» Exercise prompt
Each line of data below is to be returned exactly, leaving out any picture.

» Available data

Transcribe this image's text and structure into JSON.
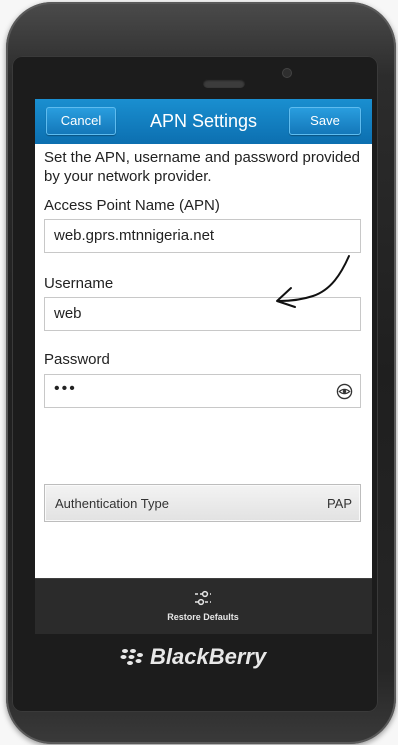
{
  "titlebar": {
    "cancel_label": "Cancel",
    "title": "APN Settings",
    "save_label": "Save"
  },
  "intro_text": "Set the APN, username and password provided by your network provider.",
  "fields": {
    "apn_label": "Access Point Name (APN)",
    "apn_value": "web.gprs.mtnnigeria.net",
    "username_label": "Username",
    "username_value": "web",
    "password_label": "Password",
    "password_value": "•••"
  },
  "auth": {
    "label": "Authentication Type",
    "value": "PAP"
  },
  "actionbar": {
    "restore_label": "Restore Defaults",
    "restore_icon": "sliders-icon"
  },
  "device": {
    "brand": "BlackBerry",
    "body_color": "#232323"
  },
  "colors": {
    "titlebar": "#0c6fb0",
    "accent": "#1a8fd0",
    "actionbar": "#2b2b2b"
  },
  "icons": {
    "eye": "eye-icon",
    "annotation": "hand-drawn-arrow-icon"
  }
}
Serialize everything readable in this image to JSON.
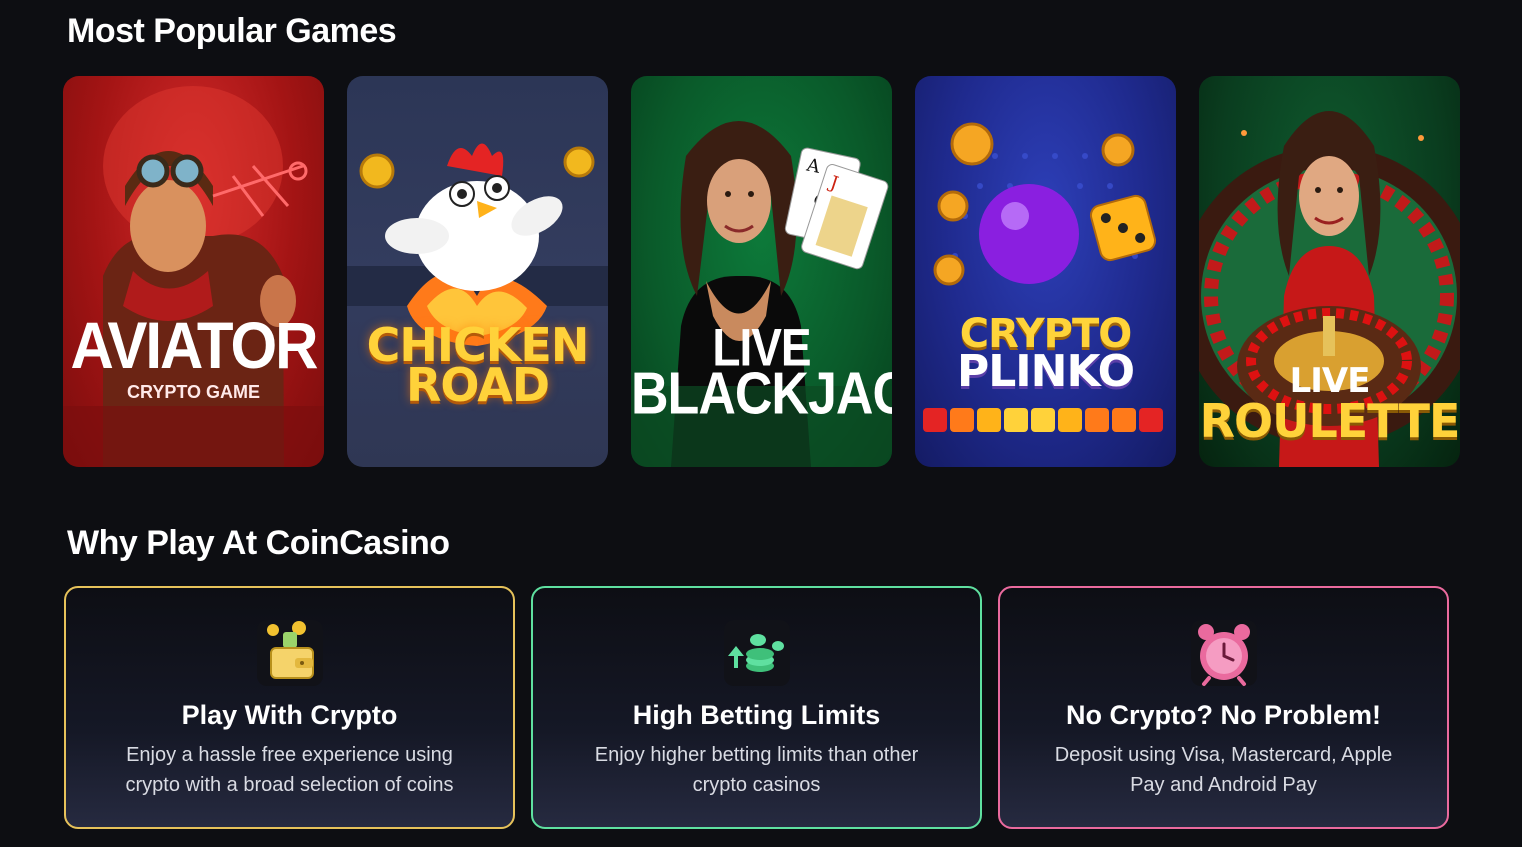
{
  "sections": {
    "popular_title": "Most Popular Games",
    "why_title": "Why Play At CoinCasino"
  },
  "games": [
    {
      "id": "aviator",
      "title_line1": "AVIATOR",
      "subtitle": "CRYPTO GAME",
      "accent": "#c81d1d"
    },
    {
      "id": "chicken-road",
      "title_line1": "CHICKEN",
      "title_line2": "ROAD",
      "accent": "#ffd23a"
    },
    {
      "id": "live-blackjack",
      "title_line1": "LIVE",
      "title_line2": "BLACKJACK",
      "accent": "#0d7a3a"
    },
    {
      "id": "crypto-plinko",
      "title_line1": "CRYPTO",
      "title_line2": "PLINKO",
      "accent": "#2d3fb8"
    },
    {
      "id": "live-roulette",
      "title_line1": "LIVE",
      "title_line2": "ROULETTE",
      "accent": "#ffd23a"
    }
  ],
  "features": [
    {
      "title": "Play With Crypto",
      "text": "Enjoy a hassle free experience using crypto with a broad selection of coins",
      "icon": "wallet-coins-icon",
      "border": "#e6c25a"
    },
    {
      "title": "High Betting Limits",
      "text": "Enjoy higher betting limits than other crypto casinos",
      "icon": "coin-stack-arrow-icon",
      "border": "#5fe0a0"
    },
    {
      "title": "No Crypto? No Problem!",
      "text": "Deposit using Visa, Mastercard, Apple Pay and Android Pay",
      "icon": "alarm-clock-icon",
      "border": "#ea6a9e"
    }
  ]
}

» Response
Transcribe this image's text and structure into JSON.
{
  "titlebar": {
    "cancel_label": "Cancel",
    "title": "APN Settings",
    "save_label": "Save"
  },
  "intro_text": "Set the APN, username and password provided by your network provider.",
  "fields": {
    "apn_label": "Access Point Name (APN)",
    "apn_value": "web.gprs.mtnnigeria.net",
    "username_label": "Username",
    "username_value": "web",
    "password_label": "Password",
    "password_value": "•••"
  },
  "auth": {
    "label": "Authentication Type",
    "value": "PAP"
  },
  "actionbar": {
    "restore_label": "Restore Defaults",
    "restore_icon": "sliders-icon"
  },
  "device": {
    "brand": "BlackBerry",
    "body_color": "#232323"
  },
  "colors": {
    "titlebar": "#0c6fb0",
    "accent": "#1a8fd0",
    "actionbar": "#2b2b2b"
  },
  "icons": {
    "eye": "eye-icon",
    "annotation": "hand-drawn-arrow-icon"
  }
}
Serialize everything readable in this image to JSON.
{
  "sections": {
    "popular_title": "Most Popular Games",
    "why_title": "Why Play At CoinCasino"
  },
  "games": [
    {
      "id": "aviator",
      "title_line1": "AVIATOR",
      "subtitle": "CRYPTO GAME",
      "accent": "#c81d1d"
    },
    {
      "id": "chicken-road",
      "title_line1": "CHICKEN",
      "title_line2": "ROAD",
      "accent": "#ffd23a"
    },
    {
      "id": "live-blackjack",
      "title_line1": "LIVE",
      "title_line2": "BLACKJACK",
      "accent": "#0d7a3a"
    },
    {
      "id": "crypto-plinko",
      "title_line1": "CRYPTO",
      "title_line2": "PLINKO",
      "accent": "#2d3fb8"
    },
    {
      "id": "live-roulette",
      "title_line1": "LIVE",
      "title_line2": "ROULETTE",
      "accent": "#ffd23a"
    }
  ],
  "features": [
    {
      "title": "Play With Crypto",
      "text": "Enjoy a hassle free experience using crypto with a broad selection of coins",
      "icon": "wallet-coins-icon",
      "border": "#e6c25a"
    },
    {
      "title": "High Betting Limits",
      "text": "Enjoy higher betting limits than other crypto casinos",
      "icon": "coin-stack-arrow-icon",
      "border": "#5fe0a0"
    },
    {
      "title": "No Crypto? No Problem!",
      "text": "Deposit using Visa, Mastercard, Apple Pay and Android Pay",
      "icon": "alarm-clock-icon",
      "border": "#ea6a9e"
    }
  ]
}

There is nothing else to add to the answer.